DIRECTIONS FOR THIS TASK →
Repeat the data verbatim, images excluded.
START MATERIAL TO PROCESS
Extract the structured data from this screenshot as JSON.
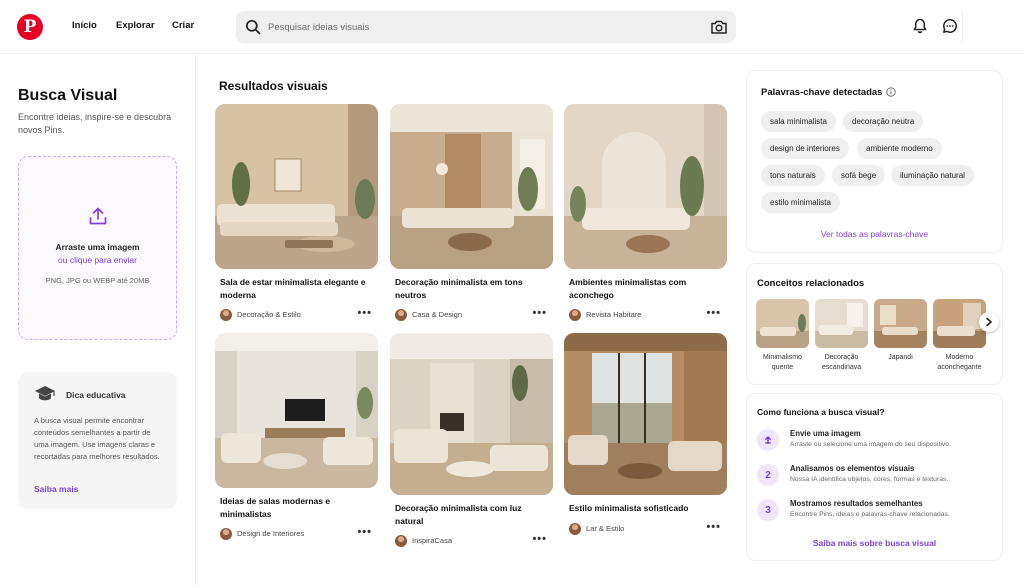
{
  "header": {
    "logo_letter": "P",
    "nav": [
      "Início",
      "Explorar",
      "Criar"
    ],
    "search_placeholder": "Pesquisar ideias visuais",
    "icons": [
      "search-icon",
      "camera-icon",
      "bell-icon",
      "chat-icon"
    ]
  },
  "left_panel": {
    "title": "Busca Visual",
    "subtitle": "Encontre ideias, inspire-se e descubra novos Pins.",
    "upload": {
      "title": "Arraste uma imagem",
      "link": "ou clique para enviar",
      "formats": "PNG, JPG ou WEBP até 20MB"
    },
    "tip": {
      "title": "Dica educativa",
      "body": "A busca visual permite encontrar conteúdos semelhantes a partir de uma imagem. Use imagens claras e recortadas para melhores resultados.",
      "link": "Saiba mais"
    }
  },
  "results": {
    "title": "Resultados visuais",
    "cards": [
      {
        "title": "Sala de estar minimalista elegante e moderna",
        "source": "Decoração & Estilo"
      },
      {
        "title": "Decoração minimalista em tons neutros",
        "source": "Casa & Design"
      },
      {
        "title": "Ambientes minimalistas com aconchego",
        "source": "Revista Habitare"
      },
      {
        "title": "Ideias de salas modernas e minimalistas",
        "source": "Design de Interiores"
      },
      {
        "title": "Decoração minimalista com luz natural",
        "source": "InspiraCasa"
      },
      {
        "title": "Estilo minimalista sofisticado",
        "source": "Lar & Estilo"
      }
    ],
    "more_label": "•••"
  },
  "keywords": {
    "title": "Palavras-chave detectadas",
    "chips": [
      "sala minimalista",
      "decoração neutra",
      "design de interiores",
      "ambiente moderno",
      "tons naturais",
      "sofá bege",
      "iluminação natural",
      "estilo minimalista"
    ],
    "more": "Ver todas as palavras-chave"
  },
  "related": {
    "title": "Conceitos relacionados",
    "items": [
      "Minimalismo quente",
      "Decoração escandinava",
      "Japandi",
      "Moderno aconchegante"
    ]
  },
  "how": {
    "title": "Como funciona a busca visual?",
    "steps": [
      {
        "num": "1",
        "title": "Envie uma imagem",
        "desc": "Arraste ou selecione uma imagem do seu dispositivo."
      },
      {
        "num": "2",
        "title": "Analisamos os elementos visuais",
        "desc": "Nossa IA identifica objetos, cores, formas e texturas."
      },
      {
        "num": "3",
        "title": "Mostramos resultados semelhantes",
        "desc": "Encontre Pins, ideias e palavras-chave relacionadas."
      }
    ],
    "link": "Saiba mais sobre busca visual"
  },
  "colors": {
    "brand": "#e60023",
    "accent": "#7b3fe4",
    "chip_bg": "#efefef"
  }
}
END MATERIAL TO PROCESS
ANSWER TO THIS PROBLEM →
Extract the structured data from this screenshot as JSON.
{
  "header": {
    "logo_letter": "P",
    "nav": [
      "Início",
      "Explorar",
      "Criar"
    ],
    "search_placeholder": "Pesquisar ideias visuais",
    "icons": [
      "search-icon",
      "camera-icon",
      "bell-icon",
      "chat-icon"
    ]
  },
  "left_panel": {
    "title": "Busca Visual",
    "subtitle": "Encontre ideias, inspire-se e descubra novos Pins.",
    "upload": {
      "title": "Arraste uma imagem",
      "link": "ou clique para enviar",
      "formats": "PNG, JPG ou WEBP até 20MB"
    },
    "tip": {
      "title": "Dica educativa",
      "body": "A busca visual permite encontrar conteúdos semelhantes a partir de uma imagem. Use imagens claras e recortadas para melhores resultados.",
      "link": "Saiba mais"
    }
  },
  "results": {
    "title": "Resultados visuais",
    "cards": [
      {
        "title": "Sala de estar minimalista elegante e moderna",
        "source": "Decoração & Estilo"
      },
      {
        "title": "Decoração minimalista em tons neutros",
        "source": "Casa & Design"
      },
      {
        "title": "Ambientes minimalistas com aconchego",
        "source": "Revista Habitare"
      },
      {
        "title": "Ideias de salas modernas e minimalistas",
        "source": "Design de Interiores"
      },
      {
        "title": "Decoração minimalista com luz natural",
        "source": "InspiraCasa"
      },
      {
        "title": "Estilo minimalista sofisticado",
        "source": "Lar & Estilo"
      }
    ],
    "more_label": "•••"
  },
  "keywords": {
    "title": "Palavras-chave detectadas",
    "chips": [
      "sala minimalista",
      "decoração neutra",
      "design de interiores",
      "ambiente moderno",
      "tons naturais",
      "sofá bege",
      "iluminação natural",
      "estilo minimalista"
    ],
    "more": "Ver todas as palavras-chave"
  },
  "related": {
    "title": "Conceitos relacionados",
    "items": [
      "Minimalismo quente",
      "Decoração escandinava",
      "Japandi",
      "Moderno aconchegante"
    ]
  },
  "how": {
    "title": "Como funciona a busca visual?",
    "steps": [
      {
        "num": "1",
        "title": "Envie uma imagem",
        "desc": "Arraste ou selecione uma imagem do seu dispositivo."
      },
      {
        "num": "2",
        "title": "Analisamos os elementos visuais",
        "desc": "Nossa IA identifica objetos, cores, formas e texturas."
      },
      {
        "num": "3",
        "title": "Mostramos resultados semelhantes",
        "desc": "Encontre Pins, ideias e palavras-chave relacionadas."
      }
    ],
    "link": "Saiba mais sobre busca visual"
  },
  "colors": {
    "brand": "#e60023",
    "accent": "#7b3fe4",
    "chip_bg": "#efefef"
  }
}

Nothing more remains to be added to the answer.